Problem to solve
What is needed here is every record, retyped without any change.

Data for processing section start

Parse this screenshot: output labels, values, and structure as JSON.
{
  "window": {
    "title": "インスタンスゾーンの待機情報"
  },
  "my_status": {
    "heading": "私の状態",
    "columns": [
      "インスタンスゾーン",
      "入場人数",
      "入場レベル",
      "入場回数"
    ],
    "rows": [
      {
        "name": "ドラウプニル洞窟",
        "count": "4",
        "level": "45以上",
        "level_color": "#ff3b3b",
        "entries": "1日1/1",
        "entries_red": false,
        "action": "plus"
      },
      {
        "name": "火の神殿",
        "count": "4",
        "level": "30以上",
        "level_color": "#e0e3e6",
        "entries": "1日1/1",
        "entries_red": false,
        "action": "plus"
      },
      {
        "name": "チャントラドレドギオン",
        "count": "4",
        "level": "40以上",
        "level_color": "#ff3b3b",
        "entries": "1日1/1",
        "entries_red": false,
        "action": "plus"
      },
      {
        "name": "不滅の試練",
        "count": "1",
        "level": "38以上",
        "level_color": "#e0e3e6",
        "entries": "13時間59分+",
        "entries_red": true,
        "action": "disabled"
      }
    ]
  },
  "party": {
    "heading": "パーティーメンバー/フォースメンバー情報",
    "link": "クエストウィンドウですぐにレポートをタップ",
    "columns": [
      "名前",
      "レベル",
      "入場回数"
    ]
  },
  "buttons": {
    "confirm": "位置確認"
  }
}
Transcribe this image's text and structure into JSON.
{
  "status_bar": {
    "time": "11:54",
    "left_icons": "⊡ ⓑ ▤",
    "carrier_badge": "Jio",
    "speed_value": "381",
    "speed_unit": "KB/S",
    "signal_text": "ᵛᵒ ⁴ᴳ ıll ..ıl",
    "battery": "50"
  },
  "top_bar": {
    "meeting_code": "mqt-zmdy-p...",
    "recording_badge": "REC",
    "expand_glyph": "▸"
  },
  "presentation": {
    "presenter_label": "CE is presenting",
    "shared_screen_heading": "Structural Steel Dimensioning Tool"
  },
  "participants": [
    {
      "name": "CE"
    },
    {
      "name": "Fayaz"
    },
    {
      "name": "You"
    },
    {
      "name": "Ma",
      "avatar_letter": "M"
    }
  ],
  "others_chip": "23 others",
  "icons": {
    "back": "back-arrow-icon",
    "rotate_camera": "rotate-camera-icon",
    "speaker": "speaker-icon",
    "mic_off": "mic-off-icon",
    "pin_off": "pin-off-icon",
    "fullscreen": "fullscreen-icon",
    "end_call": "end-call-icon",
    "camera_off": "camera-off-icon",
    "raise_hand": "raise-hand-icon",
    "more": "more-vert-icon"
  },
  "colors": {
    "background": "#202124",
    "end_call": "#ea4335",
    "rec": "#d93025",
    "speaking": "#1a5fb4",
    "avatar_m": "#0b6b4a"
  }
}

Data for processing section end

Written reply
Parse this screenshot: output labels, values, and structure as JSON.
{
  "window": {
    "title": "インスタンスゾーンの待機情報"
  },
  "my_status": {
    "heading": "私の状態",
    "columns": [
      "インスタンスゾーン",
      "入場人数",
      "入場レベル",
      "入場回数"
    ],
    "rows": [
      {
        "name": "ドラウプニル洞窟",
        "count": "4",
        "level": "45以上",
        "level_color": "#ff3b3b",
        "entries": "1日1/1",
        "entries_red": false,
        "action": "plus"
      },
      {
        "name": "火の神殿",
        "count": "4",
        "level": "30以上",
        "level_color": "#e0e3e6",
        "entries": "1日1/1",
        "entries_red": false,
        "action": "plus"
      },
      {
        "name": "チャントラドレドギオン",
        "count": "4",
        "level": "40以上",
        "level_color": "#ff3b3b",
        "entries": "1日1/1",
        "entries_red": false,
        "action": "plus"
      },
      {
        "name": "不滅の試練",
        "count": "1",
        "level": "38以上",
        "level_color": "#e0e3e6",
        "entries": "13時間59分+",
        "entries_red": true,
        "action": "disabled"
      }
    ]
  },
  "party": {
    "heading": "パーティーメンバー/フォースメンバー情報",
    "link": "クエストウィンドウですぐにレポートをタップ",
    "columns": [
      "名前",
      "レベル",
      "入場回数"
    ]
  },
  "buttons": {
    "confirm": "位置確認"
  }
}
Transcribe this image's text and structure into JSON.
{
  "status_bar": {
    "time": "11:54",
    "left_icons": "⊡ ⓑ ▤",
    "carrier_badge": "Jio",
    "speed_value": "381",
    "speed_unit": "KB/S",
    "signal_text": "ᵛᵒ ⁴ᴳ ıll ..ıl",
    "battery": "50"
  },
  "top_bar": {
    "meeting_code": "mqt-zmdy-p...",
    "recording_badge": "REC",
    "expand_glyph": "▸"
  },
  "presentation": {
    "presenter_label": "CE is presenting",
    "shared_screen_heading": "Structural Steel Dimensioning Tool"
  },
  "participants": [
    {
      "name": "CE"
    },
    {
      "name": "Fayaz"
    },
    {
      "name": "You"
    },
    {
      "name": "Ma",
      "avatar_letter": "M"
    }
  ],
  "others_chip": "23 others",
  "icons": {
    "back": "back-arrow-icon",
    "rotate_camera": "rotate-camera-icon",
    "speaker": "speaker-icon",
    "mic_off": "mic-off-icon",
    "pin_off": "pin-off-icon",
    "fullscreen": "fullscreen-icon",
    "end_call": "end-call-icon",
    "camera_off": "camera-off-icon",
    "raise_hand": "raise-hand-icon",
    "more": "more-vert-icon"
  },
  "colors": {
    "background": "#202124",
    "end_call": "#ea4335",
    "rec": "#d93025",
    "speaking": "#1a5fb4",
    "avatar_m": "#0b6b4a"
  }
}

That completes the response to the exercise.